What to produce
As you look over the data below, please find each line where the word "JSON" appears, then copy it.

The input
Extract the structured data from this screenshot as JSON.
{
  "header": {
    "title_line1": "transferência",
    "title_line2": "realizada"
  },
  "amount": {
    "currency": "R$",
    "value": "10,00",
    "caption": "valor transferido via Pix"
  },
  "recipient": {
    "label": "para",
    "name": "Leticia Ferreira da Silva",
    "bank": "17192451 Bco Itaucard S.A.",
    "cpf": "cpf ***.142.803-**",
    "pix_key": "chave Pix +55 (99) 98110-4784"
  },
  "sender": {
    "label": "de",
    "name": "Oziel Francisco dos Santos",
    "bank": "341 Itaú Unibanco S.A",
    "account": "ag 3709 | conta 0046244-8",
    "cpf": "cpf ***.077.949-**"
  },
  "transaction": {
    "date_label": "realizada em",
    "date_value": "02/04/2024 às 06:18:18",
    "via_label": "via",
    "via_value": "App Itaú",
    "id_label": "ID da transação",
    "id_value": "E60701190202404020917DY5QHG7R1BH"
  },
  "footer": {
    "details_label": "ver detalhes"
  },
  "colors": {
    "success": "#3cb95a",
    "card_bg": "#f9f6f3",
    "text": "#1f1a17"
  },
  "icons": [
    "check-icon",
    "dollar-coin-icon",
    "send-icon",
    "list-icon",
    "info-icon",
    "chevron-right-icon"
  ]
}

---

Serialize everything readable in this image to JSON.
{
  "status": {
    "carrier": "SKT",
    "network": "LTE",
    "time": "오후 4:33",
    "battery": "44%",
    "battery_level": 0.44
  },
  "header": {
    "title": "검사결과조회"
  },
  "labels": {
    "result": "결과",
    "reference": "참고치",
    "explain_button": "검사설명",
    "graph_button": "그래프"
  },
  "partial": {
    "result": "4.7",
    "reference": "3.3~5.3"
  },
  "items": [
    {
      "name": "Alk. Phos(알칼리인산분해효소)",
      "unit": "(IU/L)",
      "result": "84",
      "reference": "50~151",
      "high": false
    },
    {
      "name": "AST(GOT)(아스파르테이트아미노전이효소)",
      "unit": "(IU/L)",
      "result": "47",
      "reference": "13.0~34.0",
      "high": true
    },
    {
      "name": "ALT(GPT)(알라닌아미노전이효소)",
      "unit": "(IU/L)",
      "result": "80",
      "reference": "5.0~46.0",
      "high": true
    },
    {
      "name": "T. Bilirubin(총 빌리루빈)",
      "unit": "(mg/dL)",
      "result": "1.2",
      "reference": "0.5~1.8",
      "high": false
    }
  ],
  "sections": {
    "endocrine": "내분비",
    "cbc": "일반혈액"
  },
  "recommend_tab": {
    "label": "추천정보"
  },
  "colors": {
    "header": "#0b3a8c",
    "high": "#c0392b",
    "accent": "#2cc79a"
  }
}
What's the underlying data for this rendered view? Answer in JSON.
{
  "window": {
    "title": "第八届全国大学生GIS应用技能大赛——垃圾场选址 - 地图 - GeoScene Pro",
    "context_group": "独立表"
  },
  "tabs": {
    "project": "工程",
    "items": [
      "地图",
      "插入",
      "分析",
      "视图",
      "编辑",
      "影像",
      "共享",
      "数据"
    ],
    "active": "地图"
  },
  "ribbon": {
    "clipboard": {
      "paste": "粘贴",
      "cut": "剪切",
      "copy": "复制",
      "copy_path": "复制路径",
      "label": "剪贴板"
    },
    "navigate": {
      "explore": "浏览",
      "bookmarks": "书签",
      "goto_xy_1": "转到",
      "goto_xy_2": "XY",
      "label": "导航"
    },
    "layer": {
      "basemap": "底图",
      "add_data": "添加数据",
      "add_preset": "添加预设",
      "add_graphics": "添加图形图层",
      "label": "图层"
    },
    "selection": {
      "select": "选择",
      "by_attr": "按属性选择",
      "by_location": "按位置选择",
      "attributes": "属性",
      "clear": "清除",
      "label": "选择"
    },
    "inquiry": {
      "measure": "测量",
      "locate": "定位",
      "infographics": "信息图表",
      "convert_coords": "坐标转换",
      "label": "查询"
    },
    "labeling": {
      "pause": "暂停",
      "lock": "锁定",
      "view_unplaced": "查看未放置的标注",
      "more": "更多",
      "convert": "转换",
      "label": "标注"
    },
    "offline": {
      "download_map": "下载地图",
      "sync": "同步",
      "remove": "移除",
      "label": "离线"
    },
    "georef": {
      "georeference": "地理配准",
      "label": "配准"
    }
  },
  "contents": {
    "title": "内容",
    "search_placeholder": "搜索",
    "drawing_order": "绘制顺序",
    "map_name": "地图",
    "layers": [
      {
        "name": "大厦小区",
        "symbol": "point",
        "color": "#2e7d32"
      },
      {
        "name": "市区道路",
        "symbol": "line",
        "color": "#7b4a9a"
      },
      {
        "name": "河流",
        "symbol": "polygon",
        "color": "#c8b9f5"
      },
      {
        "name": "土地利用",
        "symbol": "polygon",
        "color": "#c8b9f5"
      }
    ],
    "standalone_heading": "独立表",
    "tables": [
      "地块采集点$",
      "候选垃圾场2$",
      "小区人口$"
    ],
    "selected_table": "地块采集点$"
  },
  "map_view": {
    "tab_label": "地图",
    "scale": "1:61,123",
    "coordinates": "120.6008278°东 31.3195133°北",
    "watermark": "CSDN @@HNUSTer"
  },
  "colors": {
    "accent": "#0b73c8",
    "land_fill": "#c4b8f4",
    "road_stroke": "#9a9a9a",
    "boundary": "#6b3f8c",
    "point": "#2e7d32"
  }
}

Reply
Extract the structured data from this screenshot as JSON.
Serialize everything readable in this image to JSON.
What's the underlying data for this rendered view? Answer in JSON.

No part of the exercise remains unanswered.